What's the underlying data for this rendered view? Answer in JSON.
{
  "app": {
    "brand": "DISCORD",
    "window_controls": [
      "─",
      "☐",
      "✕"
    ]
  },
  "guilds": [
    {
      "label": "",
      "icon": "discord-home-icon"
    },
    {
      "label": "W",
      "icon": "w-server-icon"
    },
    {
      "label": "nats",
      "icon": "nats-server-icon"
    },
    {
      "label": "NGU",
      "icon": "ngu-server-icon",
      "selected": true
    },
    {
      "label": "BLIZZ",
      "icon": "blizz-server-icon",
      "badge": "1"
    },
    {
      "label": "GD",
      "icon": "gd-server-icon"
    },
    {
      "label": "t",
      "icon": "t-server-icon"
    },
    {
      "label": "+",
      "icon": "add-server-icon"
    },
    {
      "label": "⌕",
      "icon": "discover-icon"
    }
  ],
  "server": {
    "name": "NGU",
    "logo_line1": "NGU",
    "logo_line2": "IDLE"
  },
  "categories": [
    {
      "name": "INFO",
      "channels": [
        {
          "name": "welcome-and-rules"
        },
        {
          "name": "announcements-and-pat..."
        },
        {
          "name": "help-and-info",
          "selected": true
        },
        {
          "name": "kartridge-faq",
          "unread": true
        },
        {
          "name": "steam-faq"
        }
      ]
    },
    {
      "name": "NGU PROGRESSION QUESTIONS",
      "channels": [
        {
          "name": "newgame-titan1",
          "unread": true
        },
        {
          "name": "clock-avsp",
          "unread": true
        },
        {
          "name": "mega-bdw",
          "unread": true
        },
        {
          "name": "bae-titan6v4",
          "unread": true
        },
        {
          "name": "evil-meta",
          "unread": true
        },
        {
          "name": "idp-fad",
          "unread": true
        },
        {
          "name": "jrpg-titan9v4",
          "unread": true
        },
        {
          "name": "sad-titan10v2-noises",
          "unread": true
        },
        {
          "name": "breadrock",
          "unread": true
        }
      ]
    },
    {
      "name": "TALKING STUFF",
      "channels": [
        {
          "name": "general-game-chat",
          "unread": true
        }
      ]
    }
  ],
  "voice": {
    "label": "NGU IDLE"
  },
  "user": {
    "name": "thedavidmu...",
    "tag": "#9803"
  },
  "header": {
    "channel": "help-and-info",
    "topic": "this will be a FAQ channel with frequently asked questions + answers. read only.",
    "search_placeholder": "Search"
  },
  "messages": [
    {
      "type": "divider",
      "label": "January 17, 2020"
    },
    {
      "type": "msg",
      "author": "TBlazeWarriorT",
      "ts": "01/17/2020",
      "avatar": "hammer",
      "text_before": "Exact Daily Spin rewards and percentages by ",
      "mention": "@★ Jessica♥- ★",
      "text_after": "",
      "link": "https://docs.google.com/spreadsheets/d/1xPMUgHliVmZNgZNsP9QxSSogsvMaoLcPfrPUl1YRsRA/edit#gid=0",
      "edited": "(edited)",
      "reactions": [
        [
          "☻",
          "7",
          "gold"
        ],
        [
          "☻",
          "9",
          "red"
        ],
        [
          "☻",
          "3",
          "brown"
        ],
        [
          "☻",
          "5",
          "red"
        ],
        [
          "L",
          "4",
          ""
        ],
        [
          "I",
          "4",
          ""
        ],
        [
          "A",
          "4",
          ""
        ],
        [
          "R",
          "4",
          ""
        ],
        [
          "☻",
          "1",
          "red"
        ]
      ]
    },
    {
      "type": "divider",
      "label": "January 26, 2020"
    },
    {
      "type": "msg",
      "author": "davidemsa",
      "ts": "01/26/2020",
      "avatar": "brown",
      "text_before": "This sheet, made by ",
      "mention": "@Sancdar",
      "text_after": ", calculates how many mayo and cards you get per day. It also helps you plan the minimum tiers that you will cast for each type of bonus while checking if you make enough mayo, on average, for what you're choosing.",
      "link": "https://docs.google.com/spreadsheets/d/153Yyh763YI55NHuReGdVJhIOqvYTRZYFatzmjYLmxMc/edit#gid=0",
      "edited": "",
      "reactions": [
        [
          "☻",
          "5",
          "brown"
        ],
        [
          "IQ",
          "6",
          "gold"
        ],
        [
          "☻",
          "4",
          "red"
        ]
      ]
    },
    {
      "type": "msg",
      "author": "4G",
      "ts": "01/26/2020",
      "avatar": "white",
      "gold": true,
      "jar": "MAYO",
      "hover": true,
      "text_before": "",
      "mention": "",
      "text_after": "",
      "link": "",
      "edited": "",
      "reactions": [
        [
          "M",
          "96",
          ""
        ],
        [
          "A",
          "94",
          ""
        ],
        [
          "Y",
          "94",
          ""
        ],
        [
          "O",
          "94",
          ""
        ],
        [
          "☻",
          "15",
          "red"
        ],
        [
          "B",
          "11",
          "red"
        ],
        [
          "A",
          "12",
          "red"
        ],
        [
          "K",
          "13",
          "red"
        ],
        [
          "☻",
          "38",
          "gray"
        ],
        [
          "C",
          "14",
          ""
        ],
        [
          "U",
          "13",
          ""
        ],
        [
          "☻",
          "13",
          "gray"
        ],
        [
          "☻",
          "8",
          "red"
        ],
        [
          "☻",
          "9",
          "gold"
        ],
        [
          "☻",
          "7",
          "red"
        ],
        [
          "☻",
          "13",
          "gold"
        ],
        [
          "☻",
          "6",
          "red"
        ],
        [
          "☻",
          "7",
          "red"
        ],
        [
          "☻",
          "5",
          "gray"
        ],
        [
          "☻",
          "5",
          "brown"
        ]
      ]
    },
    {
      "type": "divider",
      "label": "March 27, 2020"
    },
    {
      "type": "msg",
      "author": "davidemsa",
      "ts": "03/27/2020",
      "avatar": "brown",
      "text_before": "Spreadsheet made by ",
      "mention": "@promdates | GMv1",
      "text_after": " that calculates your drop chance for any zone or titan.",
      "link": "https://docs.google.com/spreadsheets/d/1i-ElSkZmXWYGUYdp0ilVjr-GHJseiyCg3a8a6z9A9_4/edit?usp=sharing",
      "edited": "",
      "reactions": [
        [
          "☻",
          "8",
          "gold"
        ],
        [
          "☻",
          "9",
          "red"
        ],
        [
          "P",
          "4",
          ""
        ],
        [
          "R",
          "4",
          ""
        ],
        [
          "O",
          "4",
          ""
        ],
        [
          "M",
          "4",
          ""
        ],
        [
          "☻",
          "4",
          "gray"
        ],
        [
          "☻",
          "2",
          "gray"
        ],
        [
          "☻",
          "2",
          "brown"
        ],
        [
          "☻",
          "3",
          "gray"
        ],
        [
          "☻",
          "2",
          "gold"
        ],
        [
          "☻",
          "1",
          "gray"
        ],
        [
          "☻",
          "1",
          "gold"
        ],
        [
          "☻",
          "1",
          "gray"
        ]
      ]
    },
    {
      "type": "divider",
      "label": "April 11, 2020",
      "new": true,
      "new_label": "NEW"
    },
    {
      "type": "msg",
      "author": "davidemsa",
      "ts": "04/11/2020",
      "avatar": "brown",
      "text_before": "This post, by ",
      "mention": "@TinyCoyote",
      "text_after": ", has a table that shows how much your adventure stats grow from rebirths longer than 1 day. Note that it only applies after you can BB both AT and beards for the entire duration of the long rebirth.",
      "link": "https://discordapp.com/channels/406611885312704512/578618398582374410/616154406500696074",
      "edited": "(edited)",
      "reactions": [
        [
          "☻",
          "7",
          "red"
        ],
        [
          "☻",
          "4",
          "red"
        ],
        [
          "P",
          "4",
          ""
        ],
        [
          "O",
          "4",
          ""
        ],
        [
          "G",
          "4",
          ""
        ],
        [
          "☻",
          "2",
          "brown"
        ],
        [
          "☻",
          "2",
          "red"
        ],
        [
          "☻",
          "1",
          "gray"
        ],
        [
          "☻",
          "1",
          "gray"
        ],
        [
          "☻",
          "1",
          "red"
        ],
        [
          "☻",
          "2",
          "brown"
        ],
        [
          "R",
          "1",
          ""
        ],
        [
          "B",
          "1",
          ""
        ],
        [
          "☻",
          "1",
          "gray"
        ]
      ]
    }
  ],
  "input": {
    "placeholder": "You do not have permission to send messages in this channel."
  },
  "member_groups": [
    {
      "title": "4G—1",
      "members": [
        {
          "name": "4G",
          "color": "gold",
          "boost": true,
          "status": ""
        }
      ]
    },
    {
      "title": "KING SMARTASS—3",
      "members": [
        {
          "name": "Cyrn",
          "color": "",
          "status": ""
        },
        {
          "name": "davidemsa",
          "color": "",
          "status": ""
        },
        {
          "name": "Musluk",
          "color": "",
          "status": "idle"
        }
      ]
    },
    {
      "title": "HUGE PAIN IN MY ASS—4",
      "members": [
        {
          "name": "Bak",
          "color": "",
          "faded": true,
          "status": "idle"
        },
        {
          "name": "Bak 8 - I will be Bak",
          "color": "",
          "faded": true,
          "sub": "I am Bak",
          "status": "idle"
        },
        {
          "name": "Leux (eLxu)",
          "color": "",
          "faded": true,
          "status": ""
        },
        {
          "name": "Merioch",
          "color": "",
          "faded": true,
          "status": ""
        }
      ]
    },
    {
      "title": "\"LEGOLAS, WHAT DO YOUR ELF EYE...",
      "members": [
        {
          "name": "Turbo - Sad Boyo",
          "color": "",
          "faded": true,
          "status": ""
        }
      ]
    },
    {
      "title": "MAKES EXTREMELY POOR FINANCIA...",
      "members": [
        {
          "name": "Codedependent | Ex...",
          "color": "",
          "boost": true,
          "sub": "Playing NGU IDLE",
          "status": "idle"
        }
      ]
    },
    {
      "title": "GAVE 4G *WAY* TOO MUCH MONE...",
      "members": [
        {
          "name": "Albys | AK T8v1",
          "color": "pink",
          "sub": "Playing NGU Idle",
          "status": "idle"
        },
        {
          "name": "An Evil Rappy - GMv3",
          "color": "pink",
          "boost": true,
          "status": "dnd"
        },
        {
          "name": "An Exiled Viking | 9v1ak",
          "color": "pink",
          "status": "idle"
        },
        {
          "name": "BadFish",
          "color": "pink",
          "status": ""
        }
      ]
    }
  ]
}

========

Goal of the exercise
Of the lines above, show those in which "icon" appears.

Task response
      "icon": "discord-home-icon"
      "icon": "w-server-icon"
      "icon": "nats-server-icon"
      "icon": "ngu-server-icon",
      "icon": "blizz-server-icon",
      "icon": "gd-server-icon"
      "icon": "t-server-icon"
      "icon": "add-server-icon"
      "icon": "discover-icon"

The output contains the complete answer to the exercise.